=== DATA FOR PROCESSING ===

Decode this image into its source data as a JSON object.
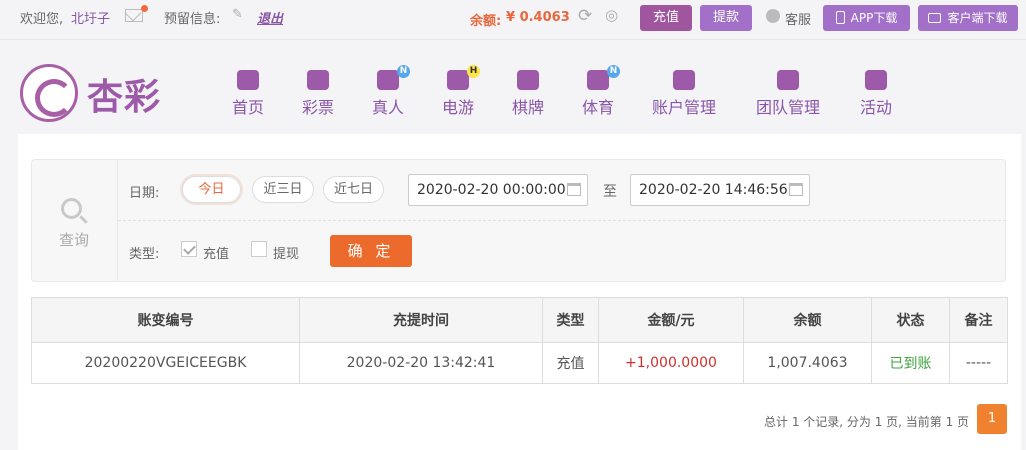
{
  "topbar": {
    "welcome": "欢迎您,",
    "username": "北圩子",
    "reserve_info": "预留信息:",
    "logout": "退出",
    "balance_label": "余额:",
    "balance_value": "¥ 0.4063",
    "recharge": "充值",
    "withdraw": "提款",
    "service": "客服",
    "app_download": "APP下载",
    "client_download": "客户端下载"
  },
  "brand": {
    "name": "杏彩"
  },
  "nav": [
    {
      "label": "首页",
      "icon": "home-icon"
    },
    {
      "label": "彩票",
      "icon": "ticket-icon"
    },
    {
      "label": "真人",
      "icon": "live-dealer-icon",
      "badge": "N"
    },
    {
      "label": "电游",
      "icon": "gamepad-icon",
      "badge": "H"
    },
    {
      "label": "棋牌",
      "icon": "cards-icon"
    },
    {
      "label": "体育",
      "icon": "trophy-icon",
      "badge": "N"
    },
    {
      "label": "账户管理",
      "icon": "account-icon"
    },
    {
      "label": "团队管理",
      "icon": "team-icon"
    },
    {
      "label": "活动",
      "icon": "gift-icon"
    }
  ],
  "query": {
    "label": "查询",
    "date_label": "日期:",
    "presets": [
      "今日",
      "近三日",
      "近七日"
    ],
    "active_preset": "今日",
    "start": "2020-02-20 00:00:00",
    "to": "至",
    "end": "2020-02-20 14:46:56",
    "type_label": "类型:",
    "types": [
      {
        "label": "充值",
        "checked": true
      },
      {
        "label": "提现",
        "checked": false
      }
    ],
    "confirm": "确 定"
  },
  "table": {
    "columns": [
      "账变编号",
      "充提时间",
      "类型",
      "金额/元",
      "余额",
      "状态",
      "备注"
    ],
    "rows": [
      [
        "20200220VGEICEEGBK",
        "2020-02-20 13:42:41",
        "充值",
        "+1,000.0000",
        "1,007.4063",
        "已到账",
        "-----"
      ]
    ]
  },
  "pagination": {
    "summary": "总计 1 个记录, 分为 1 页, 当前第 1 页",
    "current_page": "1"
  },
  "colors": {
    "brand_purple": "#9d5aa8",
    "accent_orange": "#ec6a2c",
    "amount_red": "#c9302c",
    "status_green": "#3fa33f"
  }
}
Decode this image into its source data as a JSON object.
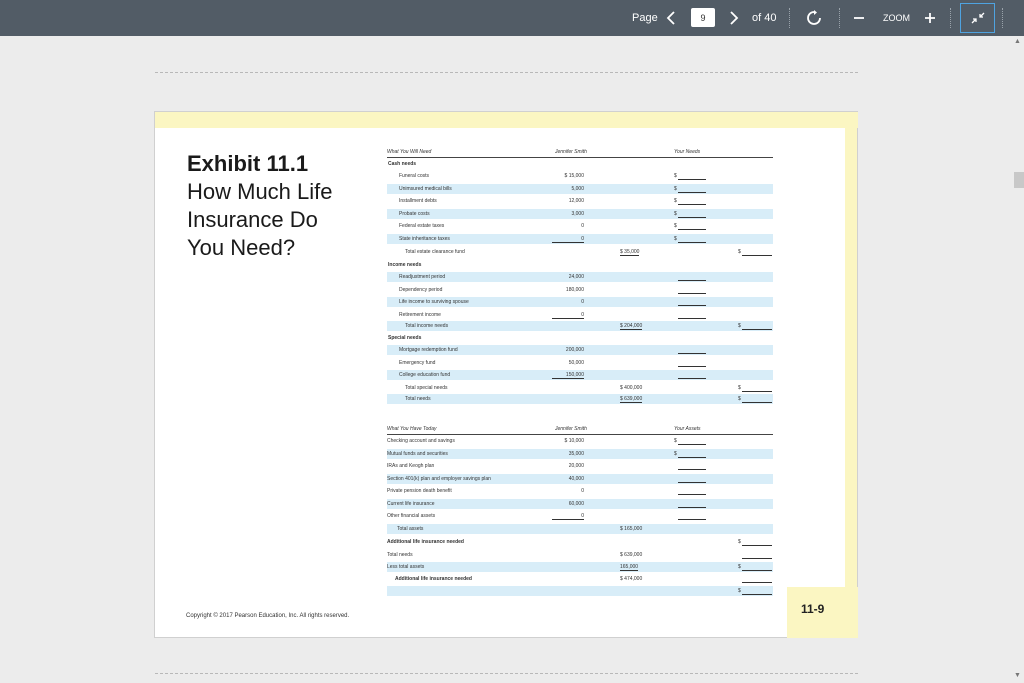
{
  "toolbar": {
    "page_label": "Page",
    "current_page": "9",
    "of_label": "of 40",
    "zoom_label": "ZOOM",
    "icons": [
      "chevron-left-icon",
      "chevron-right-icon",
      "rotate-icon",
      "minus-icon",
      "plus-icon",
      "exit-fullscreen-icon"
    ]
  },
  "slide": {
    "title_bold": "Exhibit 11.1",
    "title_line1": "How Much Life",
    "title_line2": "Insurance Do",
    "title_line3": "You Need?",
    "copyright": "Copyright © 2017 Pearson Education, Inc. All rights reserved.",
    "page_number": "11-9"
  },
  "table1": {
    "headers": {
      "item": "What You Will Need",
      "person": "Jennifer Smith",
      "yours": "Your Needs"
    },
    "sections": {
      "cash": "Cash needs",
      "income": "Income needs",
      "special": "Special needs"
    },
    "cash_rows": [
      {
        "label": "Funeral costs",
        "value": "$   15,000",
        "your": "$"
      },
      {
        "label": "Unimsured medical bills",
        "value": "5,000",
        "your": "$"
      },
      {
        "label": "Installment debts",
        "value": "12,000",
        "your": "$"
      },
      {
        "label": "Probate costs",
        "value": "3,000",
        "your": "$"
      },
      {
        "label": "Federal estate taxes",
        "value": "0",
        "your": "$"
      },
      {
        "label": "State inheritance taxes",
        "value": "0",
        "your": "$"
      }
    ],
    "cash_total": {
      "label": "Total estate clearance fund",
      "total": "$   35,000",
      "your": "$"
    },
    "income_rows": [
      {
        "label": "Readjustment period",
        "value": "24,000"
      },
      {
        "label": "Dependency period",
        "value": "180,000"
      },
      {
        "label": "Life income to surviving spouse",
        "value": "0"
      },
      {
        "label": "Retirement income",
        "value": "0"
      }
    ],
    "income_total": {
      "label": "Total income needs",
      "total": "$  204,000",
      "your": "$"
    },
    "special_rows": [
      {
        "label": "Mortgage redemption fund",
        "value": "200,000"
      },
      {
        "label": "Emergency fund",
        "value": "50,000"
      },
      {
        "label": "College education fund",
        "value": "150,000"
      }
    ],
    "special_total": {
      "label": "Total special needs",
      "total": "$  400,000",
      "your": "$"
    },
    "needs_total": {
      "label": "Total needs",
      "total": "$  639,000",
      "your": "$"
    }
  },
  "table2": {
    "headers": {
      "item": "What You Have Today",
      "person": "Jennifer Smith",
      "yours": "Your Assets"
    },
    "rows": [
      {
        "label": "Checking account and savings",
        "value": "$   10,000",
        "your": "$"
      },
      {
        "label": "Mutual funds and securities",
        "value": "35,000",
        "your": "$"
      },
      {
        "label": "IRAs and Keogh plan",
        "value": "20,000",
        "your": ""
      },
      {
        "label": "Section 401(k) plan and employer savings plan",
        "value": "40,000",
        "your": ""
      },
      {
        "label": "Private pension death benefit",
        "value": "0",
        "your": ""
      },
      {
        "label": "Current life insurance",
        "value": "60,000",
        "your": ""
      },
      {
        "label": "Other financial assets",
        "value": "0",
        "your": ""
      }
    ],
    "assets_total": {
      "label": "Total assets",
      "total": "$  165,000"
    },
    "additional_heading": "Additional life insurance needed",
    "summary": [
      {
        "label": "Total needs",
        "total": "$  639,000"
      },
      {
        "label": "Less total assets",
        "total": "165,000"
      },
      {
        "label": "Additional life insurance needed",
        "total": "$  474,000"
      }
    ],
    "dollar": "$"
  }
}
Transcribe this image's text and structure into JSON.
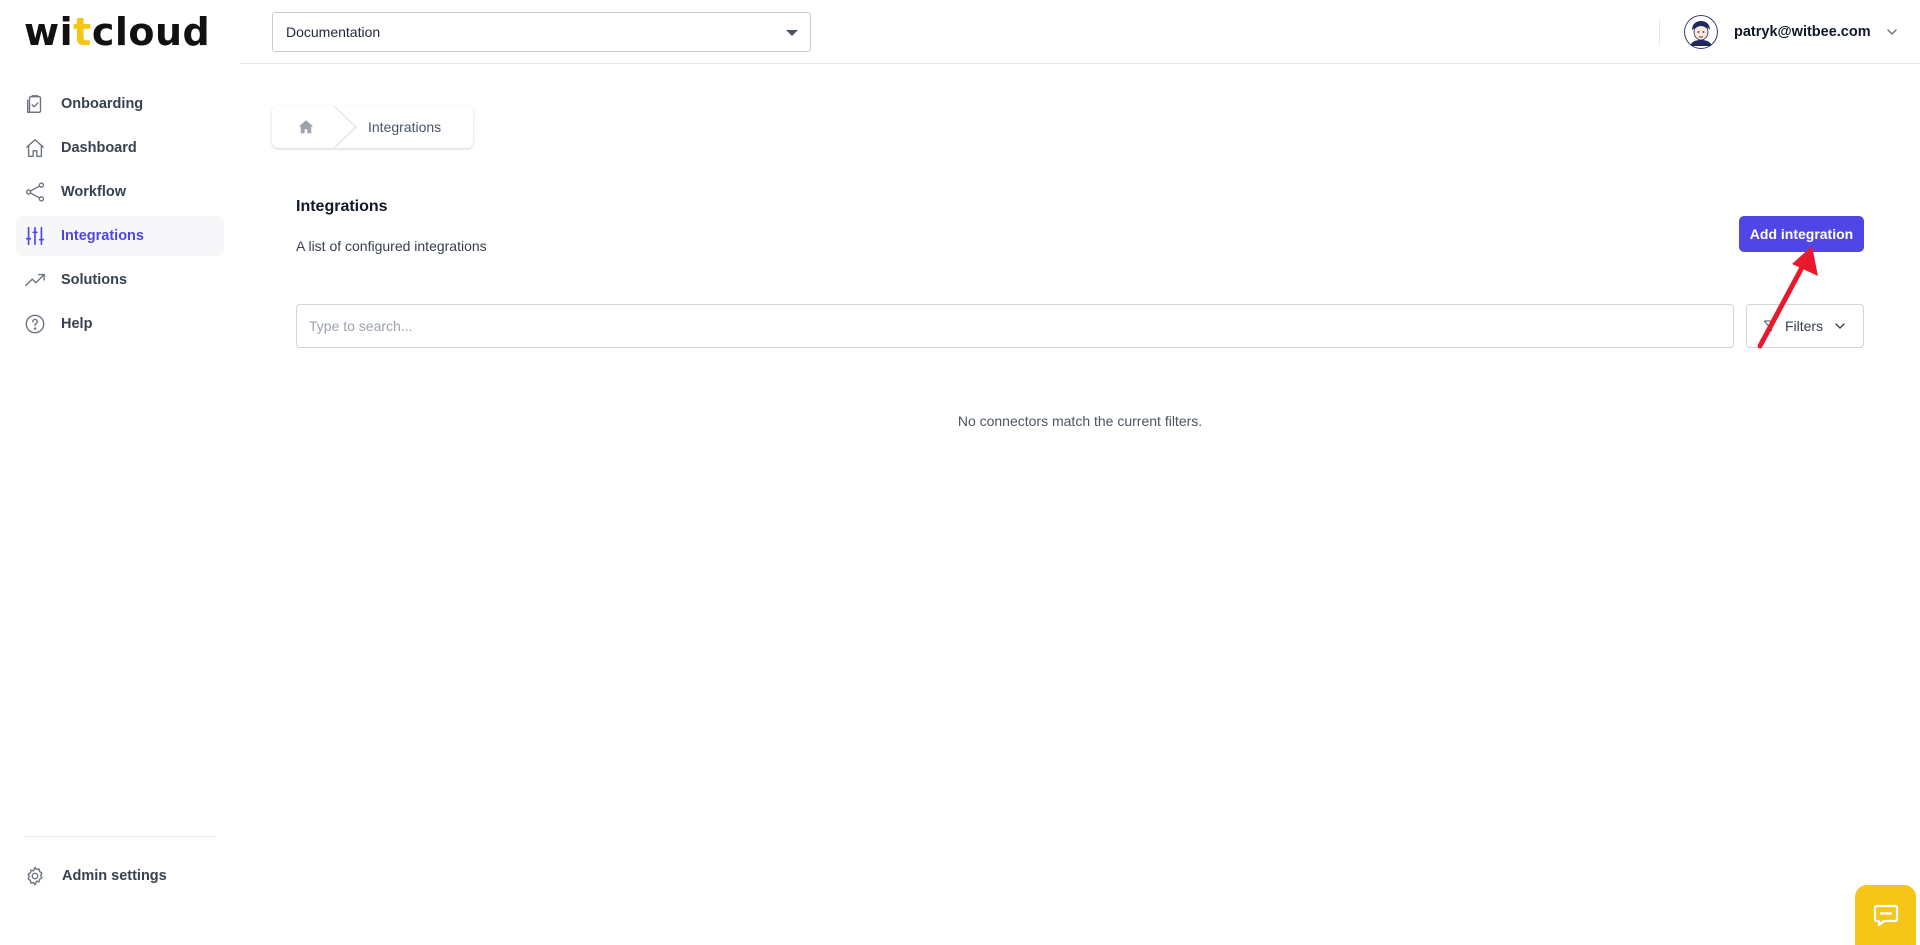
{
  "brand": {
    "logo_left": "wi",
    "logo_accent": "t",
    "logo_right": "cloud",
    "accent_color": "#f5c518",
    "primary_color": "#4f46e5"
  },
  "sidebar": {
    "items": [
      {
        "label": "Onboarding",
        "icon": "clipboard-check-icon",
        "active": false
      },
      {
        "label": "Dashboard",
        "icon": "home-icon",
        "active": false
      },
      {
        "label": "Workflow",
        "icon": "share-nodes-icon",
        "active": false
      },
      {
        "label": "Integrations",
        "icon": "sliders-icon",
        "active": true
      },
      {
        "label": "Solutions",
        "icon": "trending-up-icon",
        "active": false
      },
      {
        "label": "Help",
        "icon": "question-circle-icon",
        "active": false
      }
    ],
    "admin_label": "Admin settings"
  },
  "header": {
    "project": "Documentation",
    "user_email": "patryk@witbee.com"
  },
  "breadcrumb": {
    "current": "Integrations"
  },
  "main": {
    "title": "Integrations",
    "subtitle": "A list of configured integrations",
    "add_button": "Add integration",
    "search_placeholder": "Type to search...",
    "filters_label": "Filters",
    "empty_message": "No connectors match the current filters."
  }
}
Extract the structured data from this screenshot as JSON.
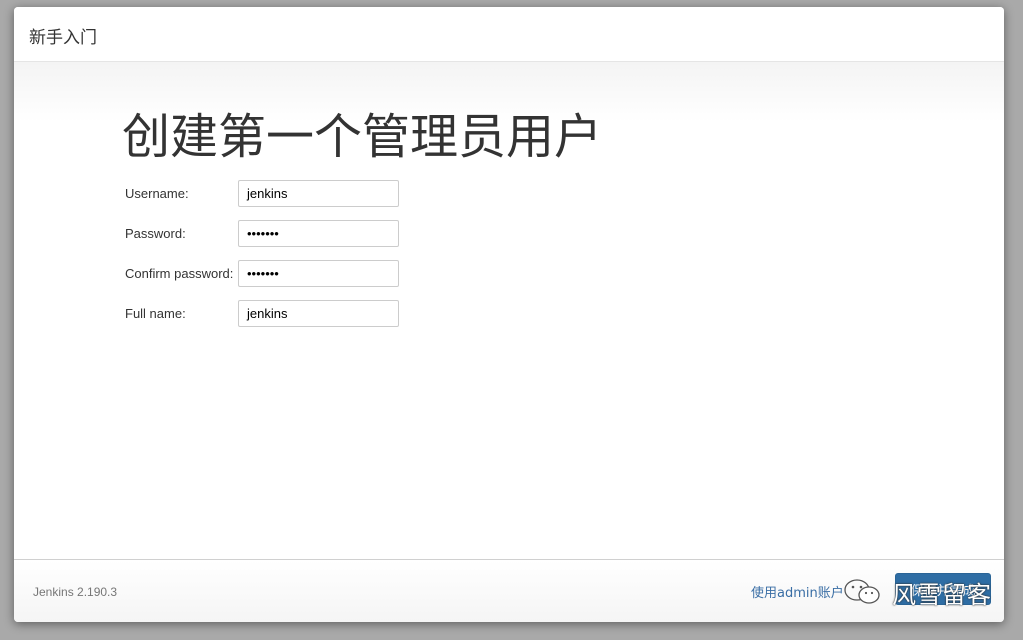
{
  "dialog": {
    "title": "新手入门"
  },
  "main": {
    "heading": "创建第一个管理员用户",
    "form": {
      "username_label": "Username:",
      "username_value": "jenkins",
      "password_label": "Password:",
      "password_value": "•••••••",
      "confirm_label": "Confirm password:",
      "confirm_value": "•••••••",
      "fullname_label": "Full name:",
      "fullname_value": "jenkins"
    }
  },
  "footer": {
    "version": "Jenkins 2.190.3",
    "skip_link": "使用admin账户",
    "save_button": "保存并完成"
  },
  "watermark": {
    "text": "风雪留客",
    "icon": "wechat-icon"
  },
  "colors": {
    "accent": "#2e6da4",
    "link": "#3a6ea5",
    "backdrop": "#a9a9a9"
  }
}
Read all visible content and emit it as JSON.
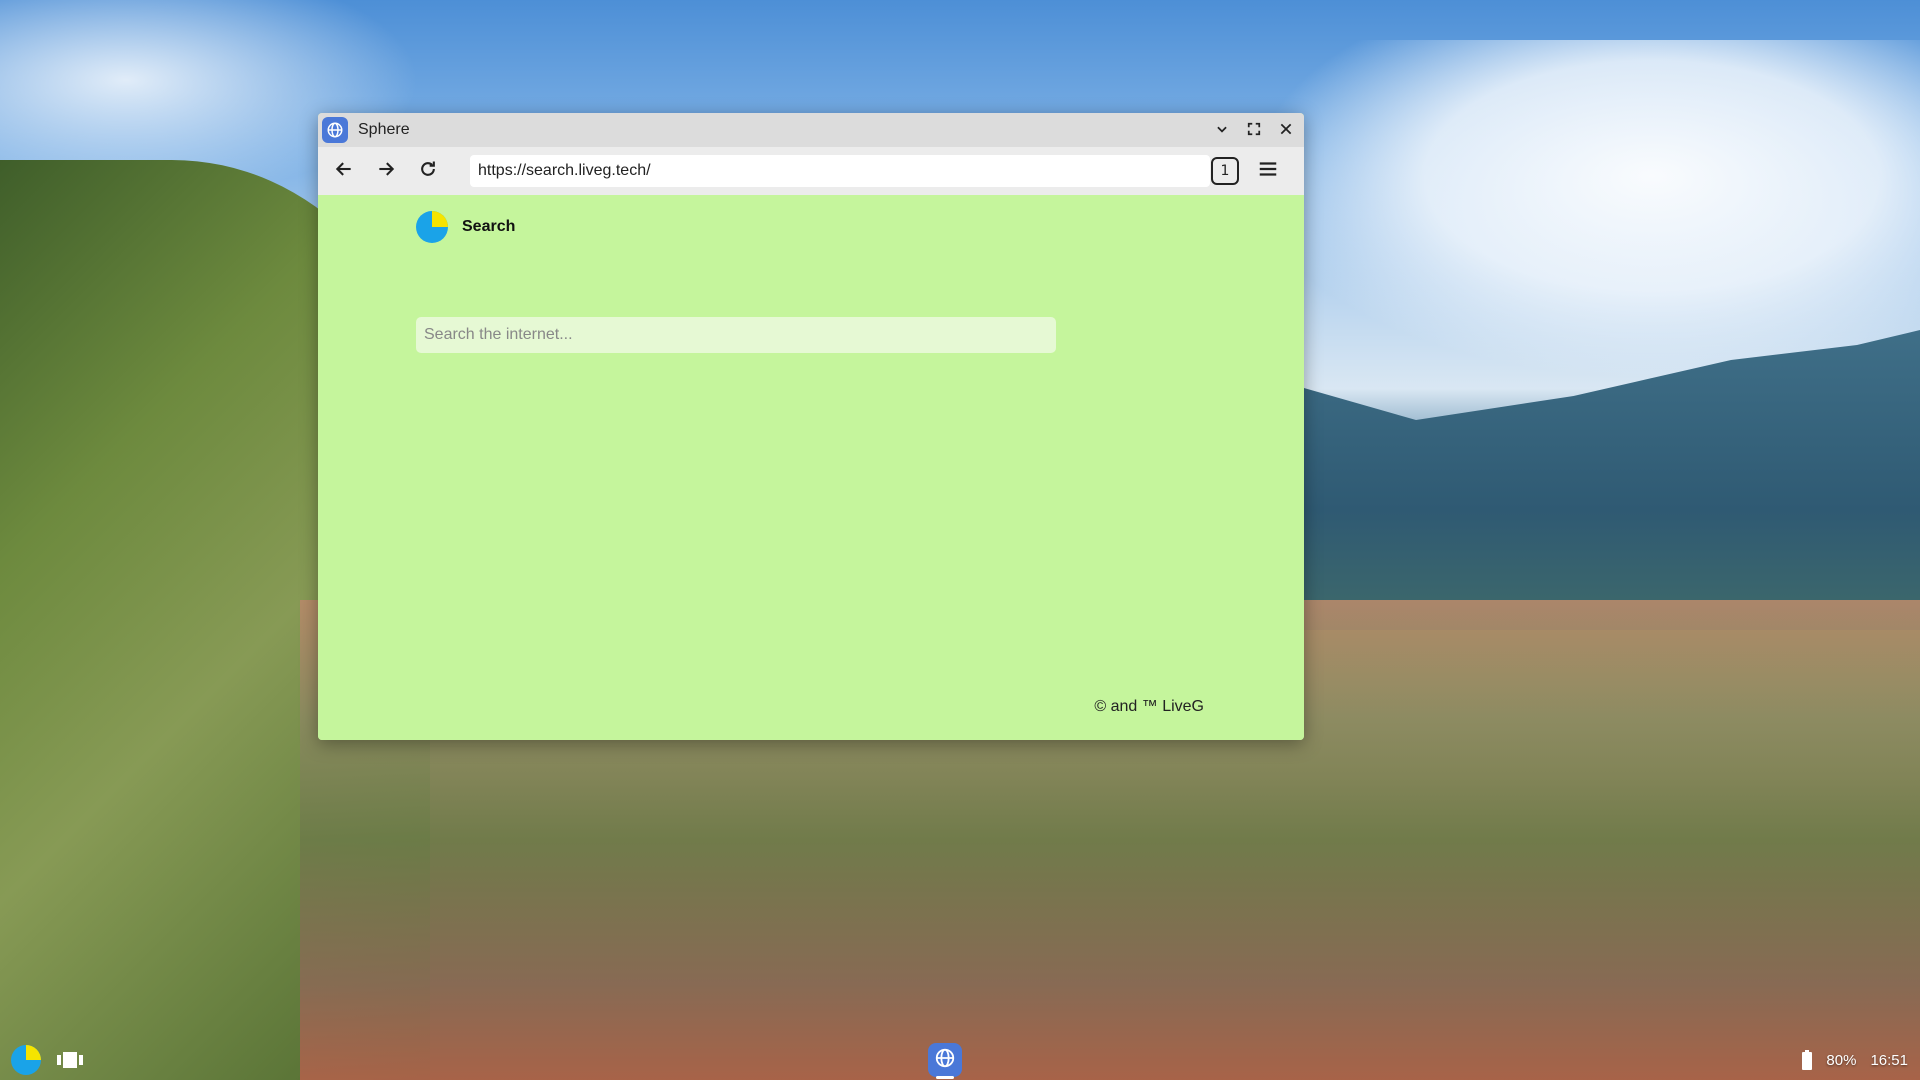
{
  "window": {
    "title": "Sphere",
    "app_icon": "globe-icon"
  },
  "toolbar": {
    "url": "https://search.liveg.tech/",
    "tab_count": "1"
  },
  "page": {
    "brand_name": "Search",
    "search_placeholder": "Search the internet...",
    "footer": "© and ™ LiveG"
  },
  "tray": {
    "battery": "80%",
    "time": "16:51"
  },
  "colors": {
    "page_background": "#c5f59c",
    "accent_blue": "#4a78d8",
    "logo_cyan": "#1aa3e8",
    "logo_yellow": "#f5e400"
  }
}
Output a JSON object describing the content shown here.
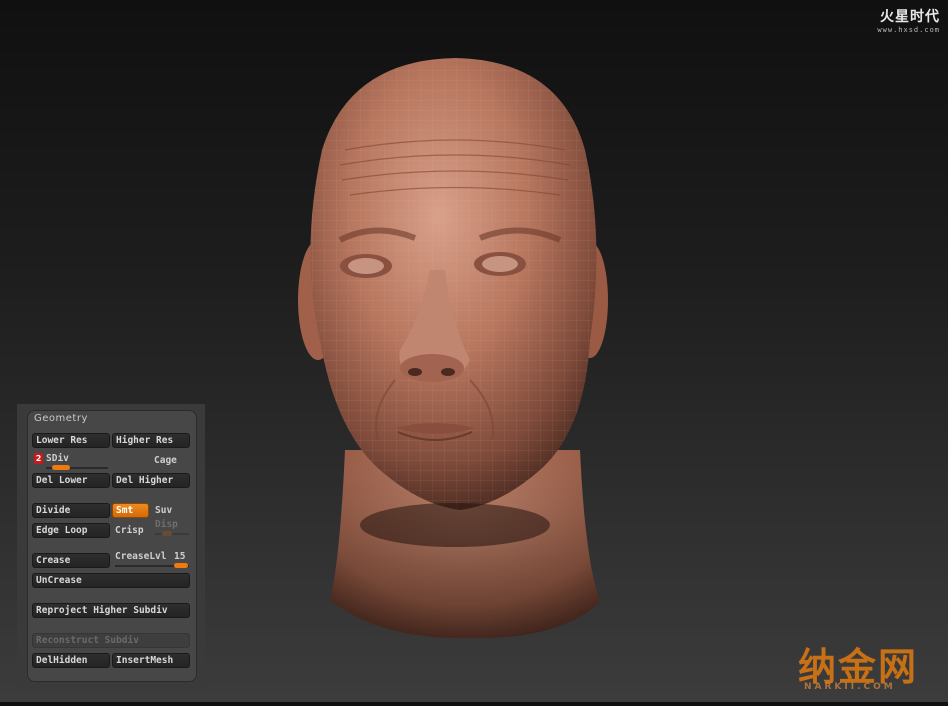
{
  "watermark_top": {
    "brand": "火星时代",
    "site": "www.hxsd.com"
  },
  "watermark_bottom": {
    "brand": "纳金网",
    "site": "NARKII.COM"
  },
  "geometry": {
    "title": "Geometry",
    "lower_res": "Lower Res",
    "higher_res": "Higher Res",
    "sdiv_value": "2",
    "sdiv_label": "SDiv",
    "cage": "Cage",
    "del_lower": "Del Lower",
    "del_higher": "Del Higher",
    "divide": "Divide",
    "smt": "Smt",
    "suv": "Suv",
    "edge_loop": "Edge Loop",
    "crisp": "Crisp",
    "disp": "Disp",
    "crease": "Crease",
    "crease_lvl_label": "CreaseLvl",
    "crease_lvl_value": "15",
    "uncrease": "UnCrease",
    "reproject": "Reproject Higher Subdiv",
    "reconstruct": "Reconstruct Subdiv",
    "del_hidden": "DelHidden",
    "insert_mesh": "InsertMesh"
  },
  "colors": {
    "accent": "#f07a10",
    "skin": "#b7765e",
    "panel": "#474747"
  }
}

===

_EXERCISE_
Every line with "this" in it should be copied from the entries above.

_SOLUTION TO THE PROBLEM_
Decode this image into its source data as a JSON object.
Decode this image into its source data as a JSON object.
Transcribe this image's text and structure into JSON.
Extract the structured data from this screenshot as JSON.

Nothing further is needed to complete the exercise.